Data items

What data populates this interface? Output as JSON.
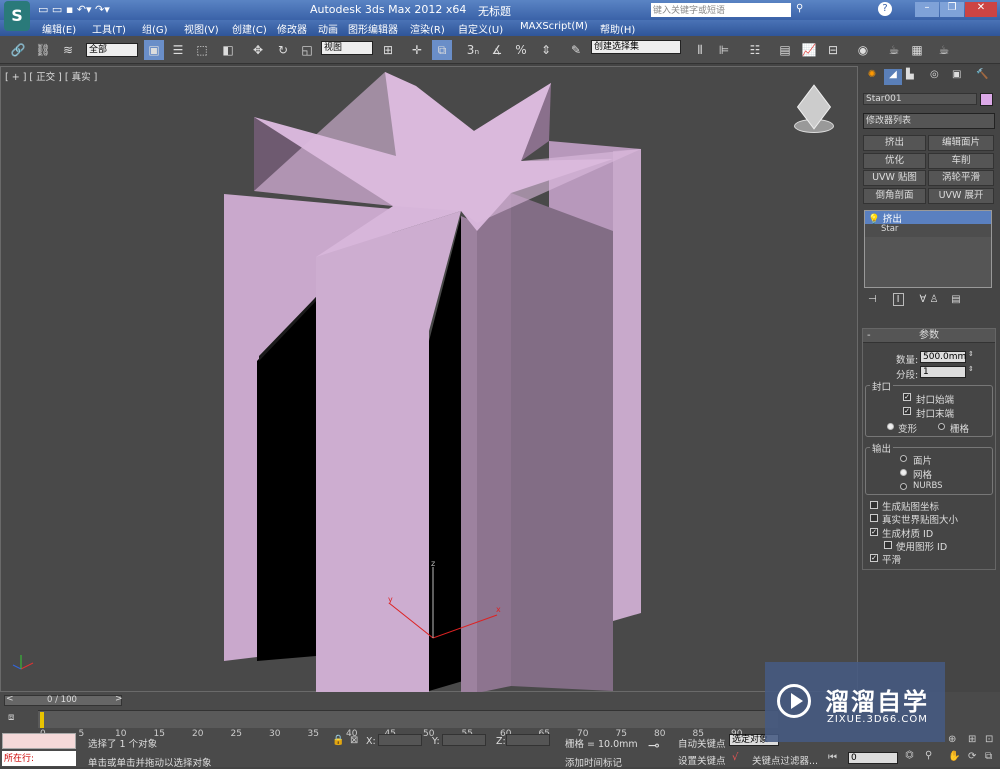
{
  "title": {
    "app": "Autodesk 3ds Max  2012 x64",
    "doc": "无标题",
    "search_placeholder": "键入关键字或短语"
  },
  "menu": [
    "编辑(E)",
    "工具(T)",
    "组(G)",
    "视图(V)",
    "创建(C)",
    "修改器",
    "动画",
    "图形编辑器",
    "渲染(R)",
    "自定义(U)",
    "MAXScript(M)",
    "帮助(H)"
  ],
  "toolbar": {
    "filter": "全部",
    "refcoord": "视图",
    "selset": "创建选择集"
  },
  "viewport": {
    "label": "[ + ] [ 正交 ] [ 真实 ]",
    "axis_x": "x",
    "axis_y": "y",
    "axis_z": "z"
  },
  "panel": {
    "object_name": "Star001",
    "object_color": "#dca9e8",
    "modlist": "修改器列表",
    "buttons": [
      "挤出",
      "编辑面片",
      "优化",
      "车削",
      "UVW 贴图",
      "涡轮平滑",
      "倒角剖面",
      "UVW 展开"
    ],
    "stack": [
      "挤出",
      "Star"
    ],
    "rollout": "参数",
    "amount_label": "数量:",
    "amount": "500.0mm",
    "segments_label": "分段:",
    "segments": "1",
    "capping": "封口",
    "cap_start": "封口始端",
    "cap_end": "封口末端",
    "morph": "变形",
    "grid": "栅格",
    "output": "输出",
    "patch": "面片",
    "mesh": "网格",
    "nurbs": "NURBS",
    "gen_map": "生成贴图坐标",
    "real_world": "真实世界贴图大小",
    "gen_mat": "生成材质 ID",
    "use_shape": "使用图形 ID",
    "smooth": "平滑"
  },
  "timeline": {
    "frame": "0 / 100",
    "ticks": [
      "0",
      "5",
      "10",
      "15",
      "20",
      "25",
      "30",
      "35",
      "40",
      "45",
      "50",
      "55",
      "60",
      "65",
      "70",
      "75",
      "80",
      "85",
      "90"
    ]
  },
  "status": {
    "running": "所在行:",
    "selected": "选择了 1 个对象",
    "hint": "单击或单击并拖动以选择对象",
    "x": "X:",
    "y": "Y:",
    "z": "Z:",
    "grid": "栅格 = 10.0mm",
    "autokey": "自动关键点",
    "selobj": "选定对象",
    "setkey": "设置关键点",
    "keyfilter": "关键点过滤器...",
    "addtime": "添加时间标记",
    "frame_input": "0"
  },
  "watermark": {
    "brand": "溜溜自学",
    "url": "ZIXUE.3D66.COM"
  }
}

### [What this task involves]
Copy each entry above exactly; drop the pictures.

### [Solution for this exercise]
What data populates this interface? Output as JSON.
{
  "title": {
    "app": "Autodesk 3ds Max  2012 x64",
    "doc": "无标题",
    "search_placeholder": "键入关键字或短语"
  },
  "menu": [
    "编辑(E)",
    "工具(T)",
    "组(G)",
    "视图(V)",
    "创建(C)",
    "修改器",
    "动画",
    "图形编辑器",
    "渲染(R)",
    "自定义(U)",
    "MAXScript(M)",
    "帮助(H)"
  ],
  "toolbar": {
    "filter": "全部",
    "refcoord": "视图",
    "selset": "创建选择集"
  },
  "viewport": {
    "label": "[ + ] [ 正交 ] [ 真实 ]",
    "axis_x": "x",
    "axis_y": "y",
    "axis_z": "z"
  },
  "panel": {
    "object_name": "Star001",
    "object_color": "#dca9e8",
    "modlist": "修改器列表",
    "buttons": [
      "挤出",
      "编辑面片",
      "优化",
      "车削",
      "UVW 贴图",
      "涡轮平滑",
      "倒角剖面",
      "UVW 展开"
    ],
    "stack": [
      "挤出",
      "Star"
    ],
    "rollout": "参数",
    "amount_label": "数量:",
    "amount": "500.0mm",
    "segments_label": "分段:",
    "segments": "1",
    "capping": "封口",
    "cap_start": "封口始端",
    "cap_end": "封口末端",
    "morph": "变形",
    "grid": "栅格",
    "output": "输出",
    "patch": "面片",
    "mesh": "网格",
    "nurbs": "NURBS",
    "gen_map": "生成贴图坐标",
    "real_world": "真实世界贴图大小",
    "gen_mat": "生成材质 ID",
    "use_shape": "使用图形 ID",
    "smooth": "平滑"
  },
  "timeline": {
    "frame": "0 / 100",
    "ticks": [
      "0",
      "5",
      "10",
      "15",
      "20",
      "25",
      "30",
      "35",
      "40",
      "45",
      "50",
      "55",
      "60",
      "65",
      "70",
      "75",
      "80",
      "85",
      "90"
    ]
  },
  "status": {
    "running": "所在行:",
    "selected": "选择了 1 个对象",
    "hint": "单击或单击并拖动以选择对象",
    "x": "X:",
    "y": "Y:",
    "z": "Z:",
    "grid": "栅格 = 10.0mm",
    "autokey": "自动关键点",
    "selobj": "选定对象",
    "setkey": "设置关键点",
    "keyfilter": "关键点过滤器...",
    "addtime": "添加时间标记",
    "frame_input": "0"
  },
  "watermark": {
    "brand": "溜溜自学",
    "url": "ZIXUE.3D66.COM"
  }
}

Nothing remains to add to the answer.